▶ _Record excerpts_:

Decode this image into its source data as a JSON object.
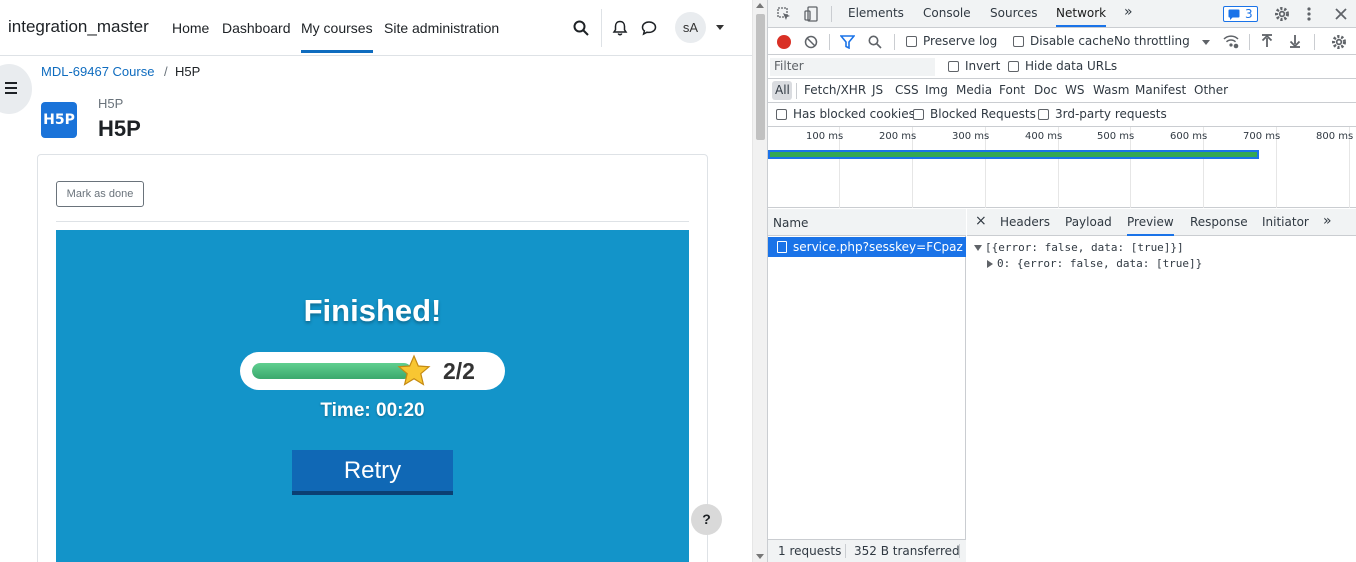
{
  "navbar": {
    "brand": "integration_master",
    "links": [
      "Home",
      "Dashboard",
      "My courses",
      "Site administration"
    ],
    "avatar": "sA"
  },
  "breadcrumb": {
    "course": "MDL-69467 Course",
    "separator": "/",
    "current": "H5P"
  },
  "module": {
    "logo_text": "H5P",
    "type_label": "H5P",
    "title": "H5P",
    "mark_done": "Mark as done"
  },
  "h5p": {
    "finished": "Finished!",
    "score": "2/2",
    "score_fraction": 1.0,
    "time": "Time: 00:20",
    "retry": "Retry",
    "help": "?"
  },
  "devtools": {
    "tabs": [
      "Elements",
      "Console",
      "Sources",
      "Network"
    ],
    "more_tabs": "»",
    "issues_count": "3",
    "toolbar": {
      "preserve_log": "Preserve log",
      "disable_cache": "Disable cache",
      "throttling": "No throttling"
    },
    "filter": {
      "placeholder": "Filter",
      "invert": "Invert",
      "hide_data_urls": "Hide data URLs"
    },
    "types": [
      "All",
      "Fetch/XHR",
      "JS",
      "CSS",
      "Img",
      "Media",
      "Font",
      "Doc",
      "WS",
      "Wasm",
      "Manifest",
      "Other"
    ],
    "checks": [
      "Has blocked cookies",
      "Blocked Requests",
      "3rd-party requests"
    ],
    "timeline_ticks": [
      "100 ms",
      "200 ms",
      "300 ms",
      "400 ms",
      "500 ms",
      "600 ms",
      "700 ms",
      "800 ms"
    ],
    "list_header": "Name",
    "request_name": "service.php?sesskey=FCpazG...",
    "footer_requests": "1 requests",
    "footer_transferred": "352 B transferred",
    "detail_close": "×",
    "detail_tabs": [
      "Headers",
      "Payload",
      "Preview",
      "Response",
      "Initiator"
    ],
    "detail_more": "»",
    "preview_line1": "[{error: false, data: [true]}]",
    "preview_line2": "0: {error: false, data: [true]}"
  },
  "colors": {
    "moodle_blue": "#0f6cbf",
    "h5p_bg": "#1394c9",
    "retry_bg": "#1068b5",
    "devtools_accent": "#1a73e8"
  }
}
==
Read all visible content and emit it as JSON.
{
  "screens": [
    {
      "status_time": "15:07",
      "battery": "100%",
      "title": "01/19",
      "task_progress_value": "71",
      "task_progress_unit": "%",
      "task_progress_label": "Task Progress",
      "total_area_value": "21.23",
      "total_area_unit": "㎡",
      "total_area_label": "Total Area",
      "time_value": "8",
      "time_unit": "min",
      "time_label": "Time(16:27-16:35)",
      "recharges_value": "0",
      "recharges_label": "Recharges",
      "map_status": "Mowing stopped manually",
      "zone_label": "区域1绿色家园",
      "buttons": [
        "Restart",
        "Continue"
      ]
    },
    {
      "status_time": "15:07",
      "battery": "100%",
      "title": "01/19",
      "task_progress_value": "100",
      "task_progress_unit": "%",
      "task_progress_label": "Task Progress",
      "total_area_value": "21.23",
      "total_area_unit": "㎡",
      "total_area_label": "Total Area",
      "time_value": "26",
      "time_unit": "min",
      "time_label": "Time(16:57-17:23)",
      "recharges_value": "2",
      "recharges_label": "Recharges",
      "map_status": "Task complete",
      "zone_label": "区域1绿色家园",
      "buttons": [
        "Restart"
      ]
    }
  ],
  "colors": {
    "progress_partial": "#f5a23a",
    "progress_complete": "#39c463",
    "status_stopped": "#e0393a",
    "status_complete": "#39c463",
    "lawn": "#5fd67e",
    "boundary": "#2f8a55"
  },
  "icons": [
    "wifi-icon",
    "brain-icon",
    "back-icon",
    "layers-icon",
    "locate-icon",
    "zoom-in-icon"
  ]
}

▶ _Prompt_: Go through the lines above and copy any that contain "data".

▶ _Result_:
Decode this image into its source data as a JSON object.
      "hide_data_urls": "Hide data URLs"
    "preview_line1": "[{error: false, data: [true]}]",
    "preview_line2": "0: {error: false, data: [true]}"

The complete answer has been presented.